4/5 Knopf Loosely based on the life and writings of 19th-century French intellectual Alexis de Toqueville, Peter Carey’s new historical novel feels epic in scope. It skips between the aristocratic halls of Paris and the scurry-and-hustle of the New World. Its cast of characters, who range from Philadelphia bureaucrats to British counterfeiters, is impressive. But as broad as Carey’s canvas is, this masterful novel manages to be focused and intimate. Against his rich backdrop, the double Booker Prize-winning author presents us with an intricately detailed portrait of an idiosyncratic relationship between a master and his servant.

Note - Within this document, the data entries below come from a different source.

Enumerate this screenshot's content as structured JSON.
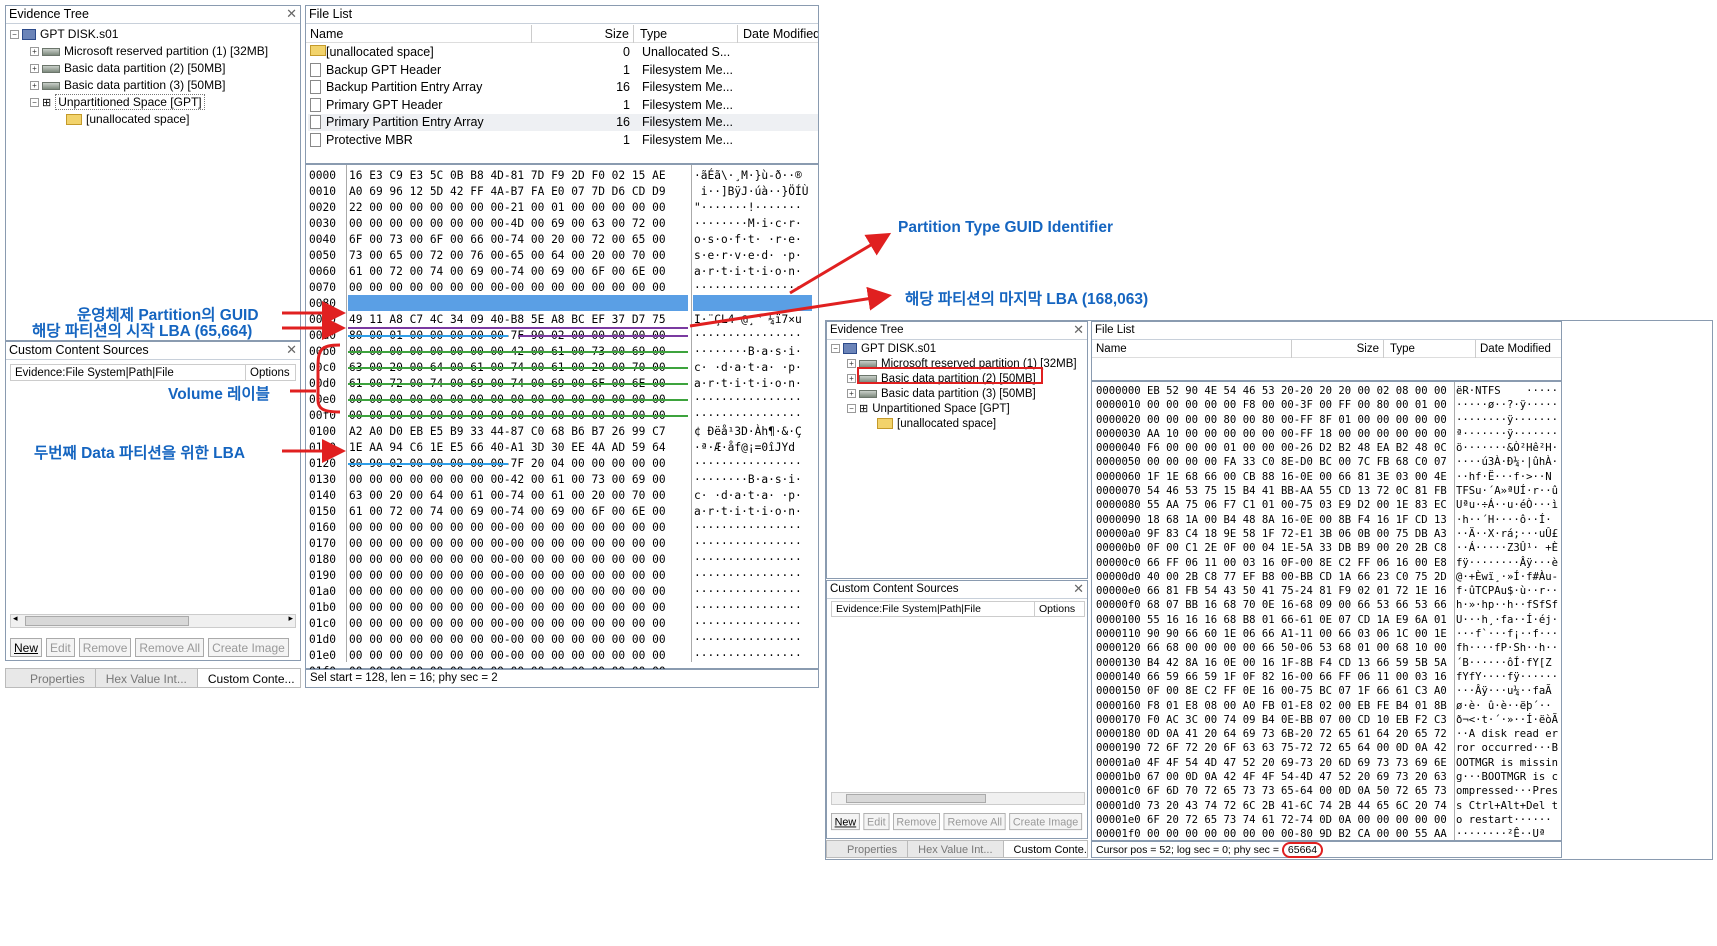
{
  "left": {
    "evidence_tree": {
      "title": "Evidence Tree",
      "root": "GPT DISK.s01",
      "items": [
        "Microsoft reserved partition (1) [32MB]",
        "Basic data partition (2) [50MB]",
        "Basic data partition (3) [50MB]",
        "Unpartitioned Space [GPT]",
        "[unallocated space]"
      ]
    },
    "ccs": {
      "title": "Custom Content Sources",
      "col1": "Evidence:File System|Path|File",
      "col2": "Options"
    },
    "buttons": [
      "New",
      "Edit",
      "Remove",
      "Remove All",
      "Create Image"
    ],
    "tabs": [
      "Properties",
      "Hex Value Int...",
      "Custom Conte..."
    ],
    "file_list": {
      "title": "File List",
      "columns": [
        "Name",
        "Size",
        "Type",
        "Date Modified"
      ],
      "rows": [
        {
          "name": "[unallocated space]",
          "size": "0",
          "type": "Unallocated S..."
        },
        {
          "name": "Backup GPT Header",
          "size": "1",
          "type": "Filesystem Me..."
        },
        {
          "name": "Backup Partition Entry Array",
          "size": "16",
          "type": "Filesystem Me..."
        },
        {
          "name": "Primary GPT Header",
          "size": "1",
          "type": "Filesystem Me..."
        },
        {
          "name": "Primary Partition Entry Array",
          "size": "16",
          "type": "Filesystem Me..."
        },
        {
          "name": "Protective MBR",
          "size": "1",
          "type": "Filesystem Me..."
        }
      ]
    },
    "hex_offsets": [
      "0000",
      "0010",
      "0020",
      "0030",
      "0040",
      "0050",
      "0060",
      "0070",
      "0080",
      "0090",
      "00a0",
      "00b0",
      "00c0",
      "00d0",
      "00e0",
      "00f0",
      "0100",
      "0110",
      "0120",
      "0130",
      "0140",
      "0150",
      "0160",
      "0170",
      "0180",
      "0190",
      "01a0",
      "01b0",
      "01c0",
      "01d0",
      "01e0",
      "01f0"
    ],
    "hex_bytes": [
      "16 E3 C9 E3 5C 0B B8 4D-81 7D F9 2D F0 02 15 AE",
      "A0 69 96 12 5D 42 FF 4A-B7 FA E0 07 7D D6 CD D9",
      "22 00 00 00 00 00 00 00-21 00 01 00 00 00 00 00",
      "00 00 00 00 00 00 00 00-4D 00 69 00 63 00 72 00",
      "6F 00 73 00 6F 00 66 00-74 00 20 00 72 00 65 00",
      "73 00 65 00 72 00 76 00-65 00 64 00 20 00 70 00",
      "61 00 72 00 74 00 69 00-74 00 69 00 6F 00 6E 00",
      "00 00 00 00 00 00 00 00-00 00 00 00 00 00 00 00",
      "A2 A0 D0 EB E5 B9 33 44-87 C0 68 B6 B7 26 99 C7",
      "49 11 A8 C7 4C 34 09 40-B8 5E A8 BC EF 37 D7 75",
      "80 00 01 00 00 00 00 00-7F 90 02 00 00 00 00 00",
      "00 00 00 00 00 00 00 00-42 00 61 00 73 00 69 00",
      "63 00 20 00 64 00 61 00-74 00 61 00 20 00 70 00",
      "61 00 72 00 74 00 69 00-74 00 69 00 6F 00 6E 00",
      "00 00 00 00 00 00 00 00-00 00 00 00 00 00 00 00",
      "00 00 00 00 00 00 00 00-00 00 00 00 00 00 00 00",
      "A2 A0 D0 EB E5 B9 33 44-87 C0 68 B6 B7 26 99 C7",
      "1E AA 94 C6 1E E5 66 40-A1 3D 30 EE 4A AD 59 64",
      "80 90 02 00 00 00 00 00-7F 20 04 00 00 00 00 00",
      "00 00 00 00 00 00 00 00-42 00 61 00 73 00 69 00",
      "63 00 20 00 64 00 61 00-74 00 61 00 20 00 70 00",
      "61 00 72 00 74 00 69 00-74 00 69 00 6F 00 6E 00",
      "00 00 00 00 00 00 00 00-00 00 00 00 00 00 00 00",
      "00 00 00 00 00 00 00 00-00 00 00 00 00 00 00 00",
      "00 00 00 00 00 00 00 00-00 00 00 00 00 00 00 00",
      "00 00 00 00 00 00 00 00-00 00 00 00 00 00 00 00",
      "00 00 00 00 00 00 00 00-00 00 00 00 00 00 00 00",
      "00 00 00 00 00 00 00 00-00 00 00 00 00 00 00 00",
      "00 00 00 00 00 00 00 00-00 00 00 00 00 00 00 00",
      "00 00 00 00 00 00 00 00-00 00 00 00 00 00 00 00",
      "00 00 00 00 00 00 00 00-00 00 00 00 00 00 00 00",
      "00 00 00 00 00 00 00 00-00 00 00 00 00 00 00 00"
    ],
    "hex_ascii": [
      "·ãÉã\\·¸M·}ù-ð··®",
      " i··]BÿJ·úà··}ÖÍÙ",
      "\"·······!·······",
      "········M·i·c·r·",
      "o·s·o·f·t· ·r·e·",
      "s·e·r·v·e·d· ·p·",
      "a·r·t·i·t·i·o·n·",
      "················",
      "¢ Ðëå¹3D·Àh¶·&·Ç",
      "I·¨ÇL4·@¸^¨¼ï7×u",
      "················",
      "········B·a·s·i·",
      "c· ·d·a·t·a· ·p·",
      "a·r·t·i·t·i·o·n·",
      "················",
      "················",
      "¢ Ðëå¹3D·Àh¶·&·Ç",
      "·ª·Æ·åf@¡=0îJ­Yd",
      "················",
      "········B·a·s·i·",
      "c· ·d·a·t·a· ·p·",
      "a·r·t·i·t·i·o·n·",
      "················",
      "················",
      "················",
      "················",
      "················",
      "················",
      "················",
      "················",
      "················",
      "················"
    ],
    "status": "Sel start = 128, len = 16; phy sec = 2"
  },
  "right": {
    "evidence_tree": {
      "title": "Evidence Tree",
      "root": "GPT DISK.s01",
      "items": [
        "Microsoft reserved partition (1) [32MB]",
        "Basic data partition (2) [50MB]",
        "Basic data partition (3) [50MB]",
        "Unpartitioned Space [GPT]",
        "[unallocated space]"
      ]
    },
    "ccs": {
      "title": "Custom Content Sources",
      "col1": "Evidence:File System|Path|File",
      "col2": "Options"
    },
    "buttons": [
      "New",
      "Edit",
      "Remove",
      "Remove All",
      "Create Image"
    ],
    "tabs": [
      "Properties",
      "Hex Value Int...",
      "Custom Conte..."
    ],
    "file_list": {
      "title": "File List",
      "columns": [
        "Name",
        "Size",
        "Type",
        "Date Modified"
      ]
    },
    "hex_lines": [
      "0000000 EB 52 90 4E 54 46 53 20-20 20 20 00 02 08 00 00",
      "0000010 00 00 00 00 00 F8 00 00-3F 00 FF 00 80 00 01 00",
      "0000020 00 00 00 00 80 00 80 00-FF 8F 01 00 00 00 00 00",
      "0000030 AA 10 00 00 00 00 00 00-FF 18 00 00 00 00 00 00",
      "0000040 F6 00 00 00 01 00 00 00-26 D2 B2 48 EA B2 48 0C",
      "0000050 00 00 00 00 FA 33 C0 8E-D0 BC 00 7C FB 68 C0 07",
      "0000060 1F 1E 68 66 00 CB 88 16-0E 00 66 81 3E 03 00 4E",
      "0000070 54 46 53 75 15 B4 41 BB-AA 55 CD 13 72 0C 81 FB",
      "0000080 55 AA 75 06 F7 C1 01 00-75 03 E9 D2 00 1E 83 EC",
      "0000090 18 68 1A 00 B4 48 8A 16-0E 00 8B F4 16 1F CD 13",
      "00000a0 9F 83 C4 18 9E 58 1F 72-E1 3B 06 0B 00 75 DB A3",
      "00000b0 0F 00 C1 2E 0F 00 04 1E-5A 33 DB B9 00 20 2B C8",
      "00000c0 66 FF 06 11 00 03 16 0F-00 8E C2 FF 06 16 00 E8",
      "00000d0 40 00 2B C8 77 EF B8 00-BB CD 1A 66 23 C0 75 2D",
      "00000e0 66 81 FB 54 43 50 41 75-24 81 F9 02 01 72 1E 16",
      "00000f0 68 07 BB 16 68 70 0E 16-68 09 00 66 53 66 53 66",
      "0000100 55 16 16 16 68 B8 01 66-61 0E 07 CD 1A E9 6A 01",
      "0000110 90 90 66 60 1E 06 66 A1-11 00 66 03 06 1C 00 1E",
      "0000120 66 68 00 00 00 00 66 50-06 53 68 01 00 68 10 00",
      "0000130 B4 42 8A 16 0E 00 16 1F-8B F4 CD 13 66 59 5B 5A",
      "0000140 66 59 66 59 1F 0F 82 16-00 66 FF 06 11 00 03 16",
      "0000150 0F 00 8E C2 FF 0E 16 00-75 BC 07 1F 66 61 C3 A0",
      "0000160 F8 01 E8 08 00 A0 FB 01-E8 02 00 EB FE B4 01 8B",
      "0000170 F0 AC 3C 00 74 09 B4 0E-BB 07 00 CD 10 EB F2 C3",
      "0000180 0D 0A 41 20 64 69 73 6B-20 72 65 61 64 20 65 72",
      "0000190 72 6F 72 20 6F 63 63 75-72 72 65 64 00 0D 0A 42",
      "00001a0 4F 4F 54 4D 47 52 20 69-73 20 6D 69 73 73 69 6E",
      "00001b0 67 00 0D 0A 42 4F 4F 54-4D 47 52 20 69 73 20 63",
      "00001c0 6F 6D 70 72 65 73 73 65-64 00 0D 0A 50 72 65 73",
      "00001d0 73 20 43 74 72 6C 2B 41-6C 74 2B 44 65 6C 20 74",
      "00001e0 6F 20 72 65 73 74 61 72-74 0D 0A 00 00 00 00 00",
      "00001f0 00 00 00 00 00 00 00 00-80 9D B2 CA 00 00 55 AA",
      "0000200 07 00 42 00 4F 00 4F 00-54 00 4D 00 47 00 52 00"
    ],
    "hex_ascii": [
      "ëR·NTFS    ·····",
      "·····ø··?·ÿ·····",
      "········ÿ·······",
      "ª·······ÿ·······",
      "ö·······&Ò²Hê²H·",
      "····ú3À·Ð¼·|ûhÀ·",
      "··hf·Ë···f·>··N",
      "TFSu·´A»ªUÍ·r··û",
      "Uªu·÷Á··u·éÒ···ì",
      "·h··´H····ô··Í·",
      "··Ä··X·rá;···uÛ£",
      "··Á·····Z3Û¹· +È",
      "fÿ········Âÿ···è",
      "@·+Èwï¸·»Í·f#Àu-",
      "f·ûTCPAu$·ù··r··",
      "h·»·hp··h··fSfSf",
      "U···h¸·fa··Í·éj·",
      "···f`···f¡··f···",
      "fh····fP·Sh··h··",
      "´B······ôÍ·fY[Z",
      "fYfY····fÿ······",
      "···Âÿ···u¼··faÃ ",
      "ø·è· û·è··ëþ´··",
      "ð¬<·t·´·»··Í·ëòÃ",
      "··A disk read er",
      "ror occurred···B",
      "OOTMGR is missin",
      "g···BOOTMGR is c",
      "ompressed···Pres",
      "s Ctrl+Alt+Del t",
      "o restart······",
      "········²Ê··Uª",
      "··B·O·O·T·M·G·R·"
    ],
    "status_prefix": "Cursor pos = 52; log sec = 0; phy sec = ",
    "status_sec": "65664"
  },
  "annotations": {
    "partition_type_guid": "Partition Type GUID Identifier",
    "last_lba": "해당 파티션의 마지막 LBA (168,063)",
    "os_guid": "운영체제 Partition의 GUID",
    "start_lba": "해당 파티션의 시작 LBA (65,664)",
    "volume_label": "Volume 레이블",
    "second_lba": "두번째 Data 파티션을 위한 LBA"
  },
  "colors": {
    "annotation_text": "#1565c0",
    "arrow": "#e02020",
    "selection": "#3d8ee0",
    "green_underline": "#3da33d",
    "purple_underline": "#7a3aa0",
    "blue_underline": "#2e9ee8"
  }
}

Young Olivier de Garmont is a French nobleman bundled off to America in order to escape the revolutionary fervour that led to Charles X’s overthrow in 1830 (in 1789, both of the character’s parents barely escaped the ‘filthy squirt and gush’ of the guillotine). He is attended by Parrot, a middle-aged English engraver who is to act as his secretary. They settle in Manhattan – a ‘provincial town in the process of being built or broken’ – where Olivier’s stated task is to research America’s penal system, though he spends more time puzzling over the nature of democracy. Parrot, meanwhile, falls in love with Mathilde, a tempestuous portrait painter and occasional insurance-fraud arsonist.
Parrot and Olivier thrives on quasi-cinematic set pieces: the nauseous maritime voyage to New York; a night in the infamous Manhattan prison known as the Tombs; the police raid of a British counterfeit operation, which ends with a man, on fire, running across the roof. In between these dramatic moments Carey carves a calmer space in which to build a queasy relationship between his two protagonists, detailing their romantic tribulations and gradual adaptation to the strangeness that is America.
Carey’s visceral recreation of Manhattan is a loving and messy portrait. But it’s the entertaining friction between his two alternating narrators – Olivier’s prissy, stuffed-shirt cadences and Parrot’s sensual romanticism – that make this one of Carey’s best.